**Action item:** Every line below that contains the word "Windows" must be copied.

+ + +

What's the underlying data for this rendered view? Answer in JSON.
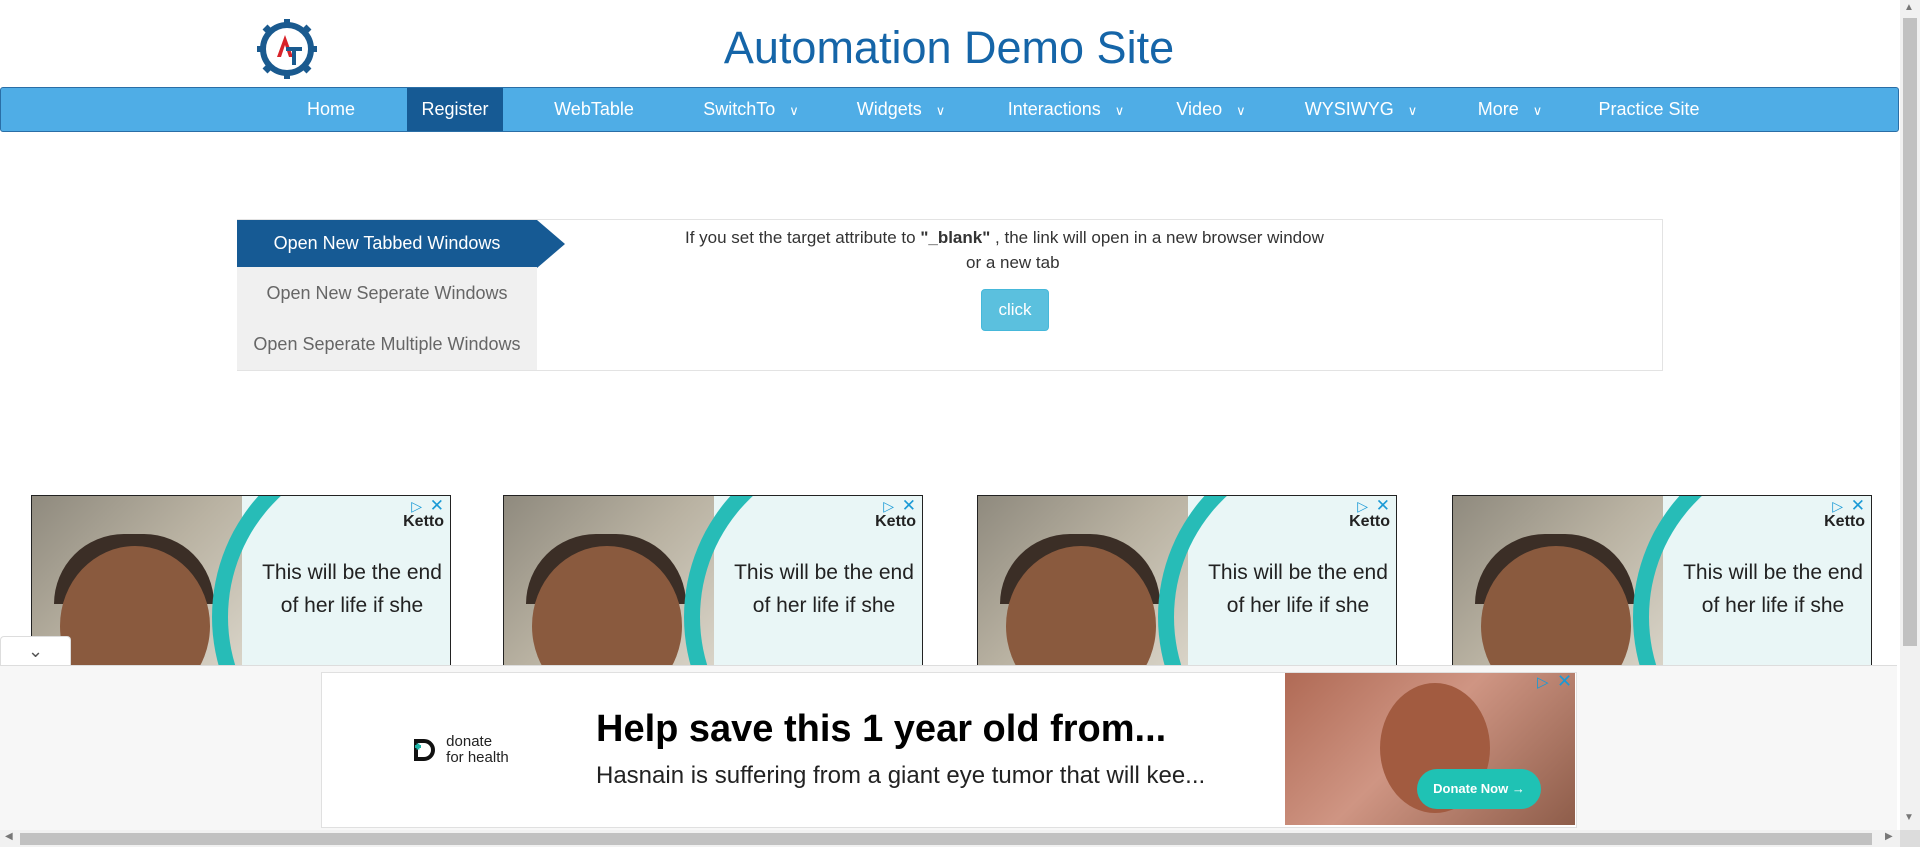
{
  "header": {
    "title": "Automation Demo Site"
  },
  "nav": {
    "items": [
      {
        "label": "Home"
      },
      {
        "label": "Register"
      },
      {
        "label": "WebTable"
      },
      {
        "label": "SwitchTo"
      },
      {
        "label": "Widgets"
      },
      {
        "label": "Interactions"
      },
      {
        "label": "Video"
      },
      {
        "label": "WYSIWYG"
      },
      {
        "label": "More"
      },
      {
        "label": "Practice Site"
      }
    ],
    "active": "Register",
    "colors": {
      "bar": "#4fade6",
      "active": "#165a94"
    }
  },
  "tabs": {
    "items": [
      {
        "label": "Open New Tabbed Windows"
      },
      {
        "label": "Open New Seperate Windows"
      },
      {
        "label": "Open Seperate Multiple Windows"
      }
    ],
    "active": "Open New Tabbed Windows",
    "content": {
      "text_before": "If you set the target attribute to ",
      "keyword": "\"_blank\"",
      "text_after": " , the link will open in a new browser window",
      "line2": "or a new tab",
      "button": "click"
    }
  },
  "ads": {
    "brand": "Ketto",
    "text": "This will be the end of her life if she",
    "count_label": "4"
  },
  "banner": {
    "logo_line1": "donate",
    "logo_line2": "for health",
    "headline": "Help save this 1 year old from...",
    "subtext": "Hasnain is suffering from a giant eye tumor that will kee...",
    "cta": "Donate Now →"
  }
}
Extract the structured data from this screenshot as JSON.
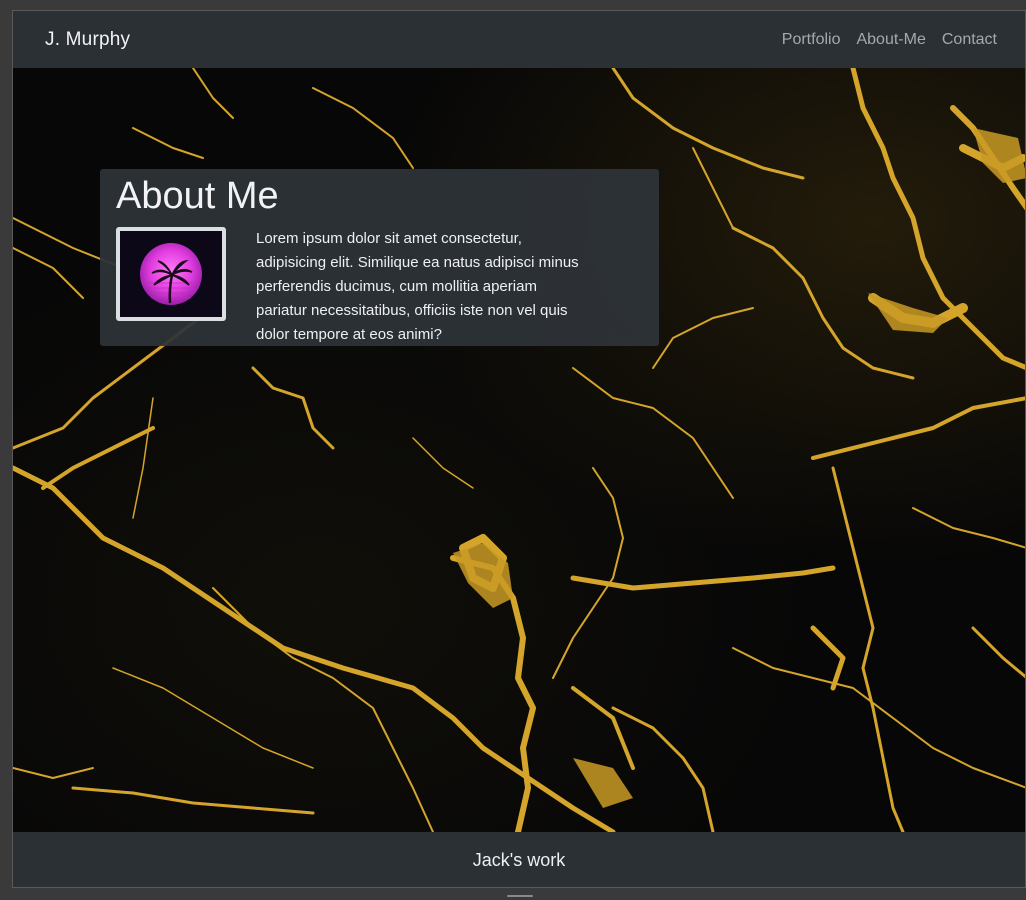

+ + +

**Finished task:**
        "label": "Open New Tabbed Windows"
        "label": "Open New Seperate Windows"
        "label": "Open Seperate Multiple Windows"
    "active": "Open New Tabbed Windows",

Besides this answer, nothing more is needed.